### Work request
What you return should be each line of the data containing the string "icon".

(Beginning of Dataset records)

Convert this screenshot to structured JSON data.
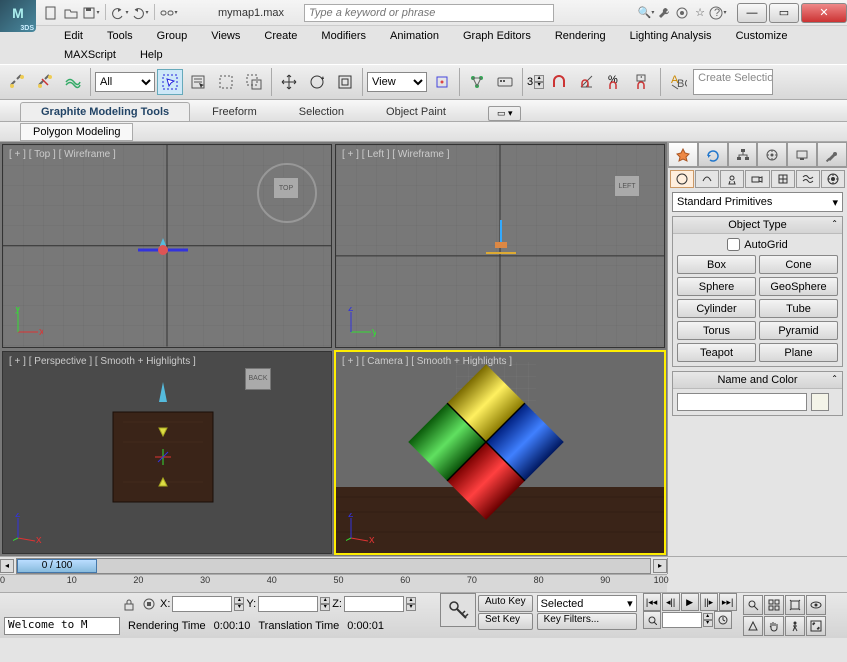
{
  "app": {
    "title": "mymap1.max",
    "logo_sub": "3DS"
  },
  "search": {
    "placeholder": "Type a keyword or phrase"
  },
  "menu": [
    "Edit",
    "Tools",
    "Group",
    "Views",
    "Create",
    "Modifiers",
    "Animation",
    "Graph Editors",
    "Rendering",
    "Lighting Analysis",
    "Customize"
  ],
  "menu2": [
    "MAXScript",
    "Help"
  ],
  "toolbar": {
    "selection_filter": "All",
    "ref_coord": "View",
    "angle": "3",
    "create_selection": "Create Selection"
  },
  "ribbon": {
    "tabs": [
      "Graphite Modeling Tools",
      "Freeform",
      "Selection",
      "Object Paint"
    ],
    "subtab": "Polygon Modeling"
  },
  "viewports": {
    "tl": "[ + ] [ Top ] [ Wireframe ]",
    "tr": "[ + ] [ Left ] [ Wireframe ]",
    "bl": "[ + ] [ Perspective ] [ Smooth + Highlights ]",
    "br": "[ + ] [ Camera ] [ Smooth + Highlights ]",
    "cube_top": "TOP",
    "cube_left": "LEFT",
    "cube_back": "BACK"
  },
  "cmdpanel": {
    "dropdown": "Standard Primitives",
    "rollout_objtype": "Object Type",
    "autogrid": "AutoGrid",
    "buttons": [
      "Box",
      "Cone",
      "Sphere",
      "GeoSphere",
      "Cylinder",
      "Tube",
      "Torus",
      "Pyramid",
      "Teapot",
      "Plane"
    ],
    "rollout_name": "Name and Color"
  },
  "timeslider": {
    "label": "0 / 100"
  },
  "ruler": {
    "ticks": [
      "0",
      "10",
      "20",
      "30",
      "40",
      "50",
      "60",
      "70",
      "80",
      "90",
      "100"
    ]
  },
  "status": {
    "x": "X:",
    "y": "Y:",
    "z": "Z:",
    "welcome": "Welcome to M",
    "render_time_label": "Rendering Time",
    "render_time": "0:00:10",
    "trans_time_label": "Translation Time",
    "trans_time": "0:00:01",
    "autokey": "Auto Key",
    "setkey": "Set Key",
    "selected": "Selected",
    "keyfilters": "Key Filters..."
  }
}
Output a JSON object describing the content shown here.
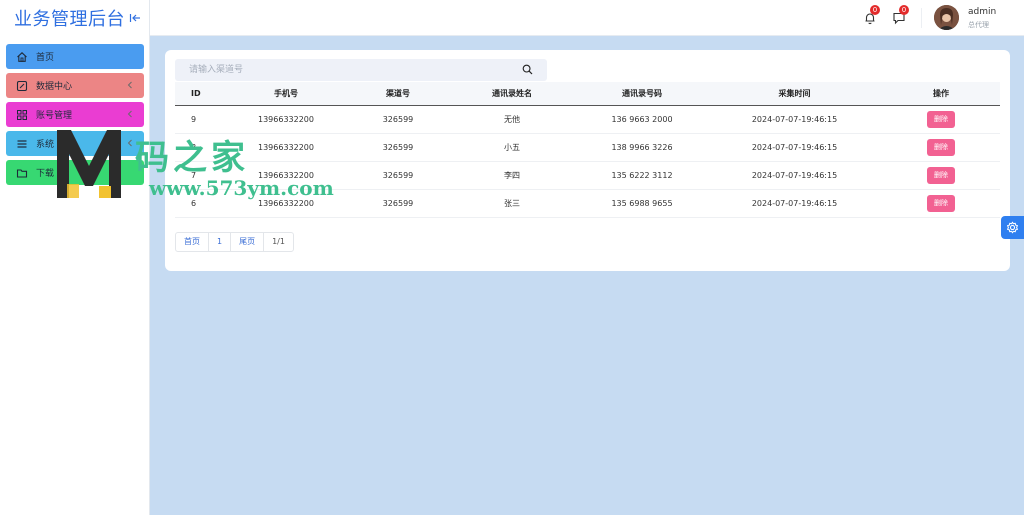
{
  "brand": {
    "title": "业务管理后台"
  },
  "sidebar": {
    "items": [
      {
        "label": "首页",
        "icon": "home-icon",
        "has_children": false
      },
      {
        "label": "数据中心",
        "icon": "edit-icon",
        "has_children": true
      },
      {
        "label": "账号管理",
        "icon": "grid-icon",
        "has_children": true
      },
      {
        "label": "系统",
        "icon": "list-icon",
        "has_children": true
      },
      {
        "label": "下载",
        "icon": "folder-icon",
        "has_children": false
      }
    ]
  },
  "header": {
    "notifications_count": "0",
    "messages_count": "0",
    "user_name": "admin",
    "user_role": "总代理"
  },
  "search": {
    "placeholder": "请输入渠道号"
  },
  "table": {
    "columns": [
      "ID",
      "手机号",
      "渠道号",
      "通讯录姓名",
      "通讯录号码",
      "采集时间",
      "操作"
    ],
    "rows": [
      {
        "id": "9",
        "phone": "13966332200",
        "channel": "326599",
        "contact_name": "无他",
        "contact_number": "136 9663 2000",
        "time": "2024-07-07-19:46:15",
        "action": "删除"
      },
      {
        "id": "8",
        "phone": "13966332200",
        "channel": "326599",
        "contact_name": "小五",
        "contact_number": "138 9966 3226",
        "time": "2024-07-07-19:46:15",
        "action": "删除"
      },
      {
        "id": "7",
        "phone": "13966332200",
        "channel": "326599",
        "contact_name": "李四",
        "contact_number": "135 6222 3112",
        "time": "2024-07-07-19:46:15",
        "action": "删除"
      },
      {
        "id": "6",
        "phone": "13966332200",
        "channel": "326599",
        "contact_name": "张三",
        "contact_number": "135 6988 9655",
        "time": "2024-07-07-19:46:15",
        "action": "删除"
      }
    ]
  },
  "pagination": {
    "first": "首页",
    "current": "1",
    "last": "尾页",
    "info": "1/1"
  },
  "watermark": {
    "text": "码之家",
    "url": "www.573ym.com"
  },
  "colors": {
    "brand": "#2f6fe0",
    "menu_home": "#4a9cf0",
    "menu_data": "#ec8585",
    "menu_account": "#ea3dd2",
    "menu_system": "#4ab8ea",
    "menu_download": "#37d872",
    "delete_button": "#f26192",
    "badge": "#e32b2b"
  }
}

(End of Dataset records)

### Written solution
        "icon": "home-icon",
        "icon": "edit-icon",
        "icon": "grid-icon",
        "icon": "list-icon",
        "icon": "folder-icon",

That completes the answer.